In 2020, the amount of electric car tax credit you're eligible for depends on the following conditions:
- Battery Size. An electric vehicle's battery size determines the amount of credit you may receive. Typically, the larger the battery, the larger the credit. For some models, the credit amount can fall well below $7,500.
So how can you determine what you’d qualify for in this area?
The IRS uses the following equation to determine the amount of credit:
(A) $2,500 for a minimum of a 5kWh battery pack
(B) + $417 for all battery packs
(C) + $417 per kWh of a battery pack greater than 5 kWh
A + B + C = X (Your federal tax credit amount)
Keep in mind the maximum amount you can receive for this specific tax credit is $7,500.
2. Manufacturer cap. When a manufacturer sells 200,000 total qualifying vehicles, no matter the model, the credit begins to reduce, or phase out.
Phase 1: After an automaker reaches the 200,000-car-threshold the credit—the credit is cut in half, from $7,500, to $3,750 from the second quarter until the end of the third quarter.
Phase 2: For the next two quarters, it's cut in half again to $1,875, until the allowable credit is $0 one full year later after the phase-out begins.
Purchases of Tesla and General Motors vehicles are no longer eligible for the credit.

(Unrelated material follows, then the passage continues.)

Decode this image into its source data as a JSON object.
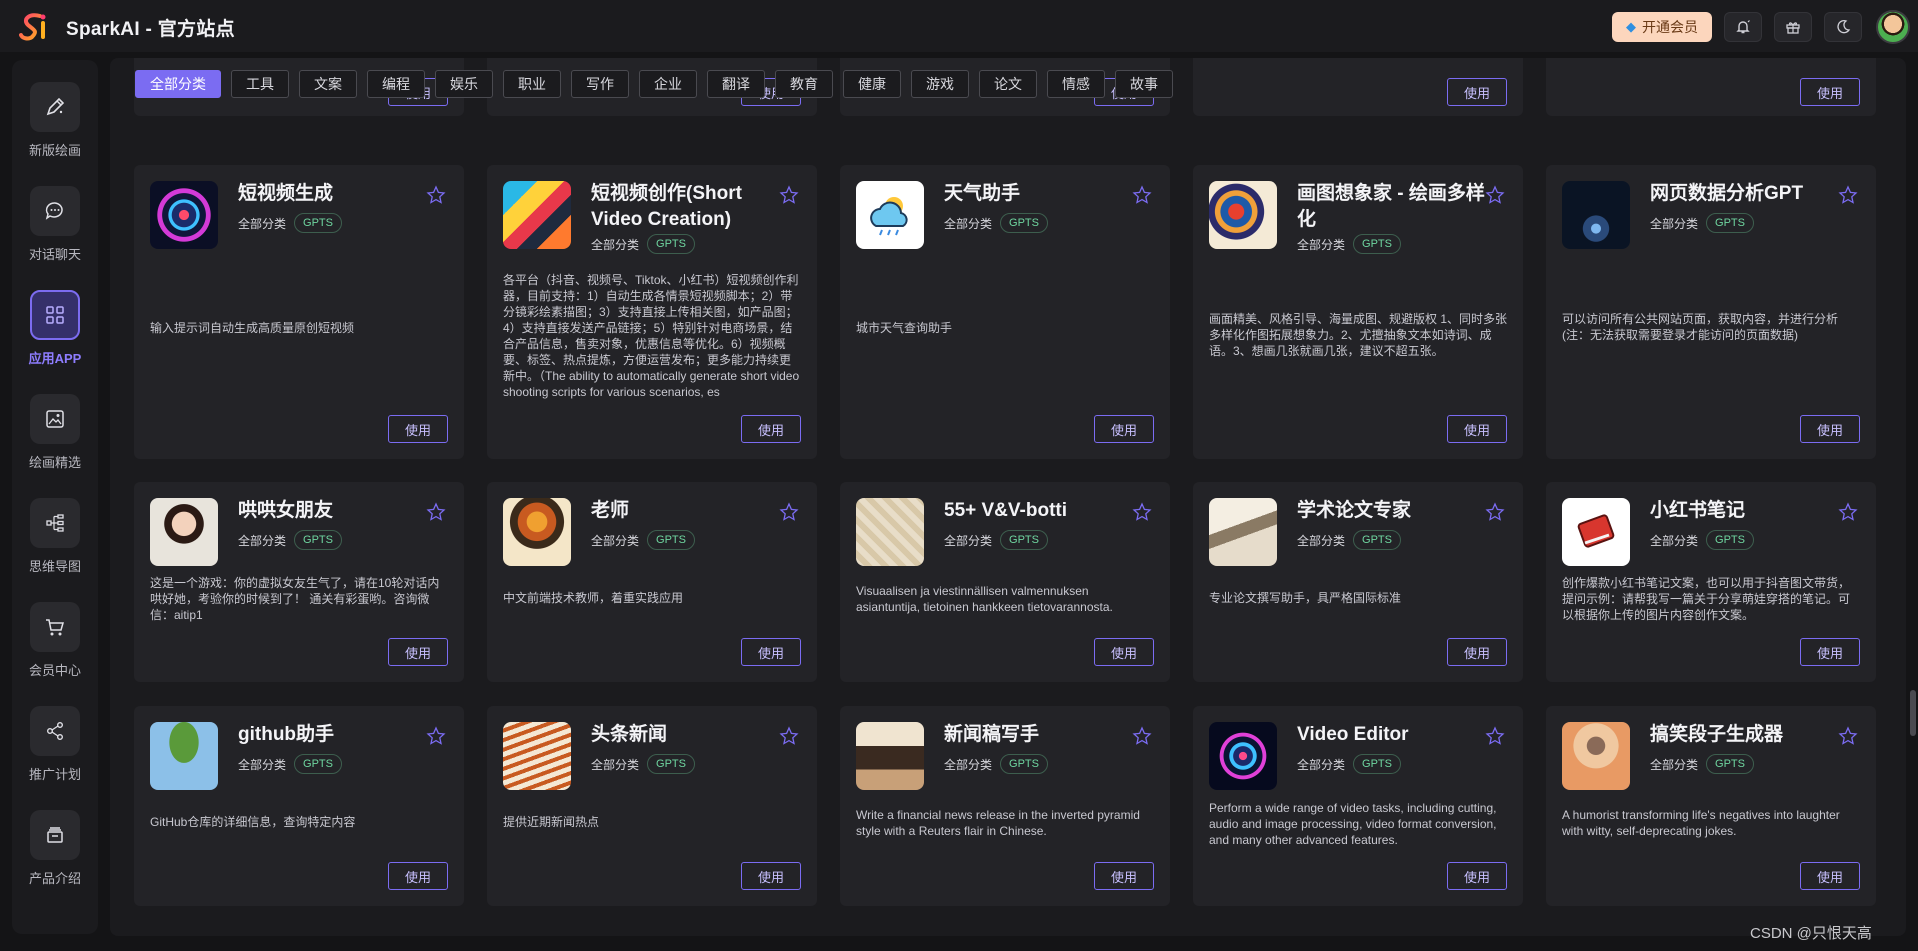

You can find out what the maximum amount of the credit for eligible cars in 2020 is here: Federal Tax Credits for Electric and Plug-in Hybrid Cars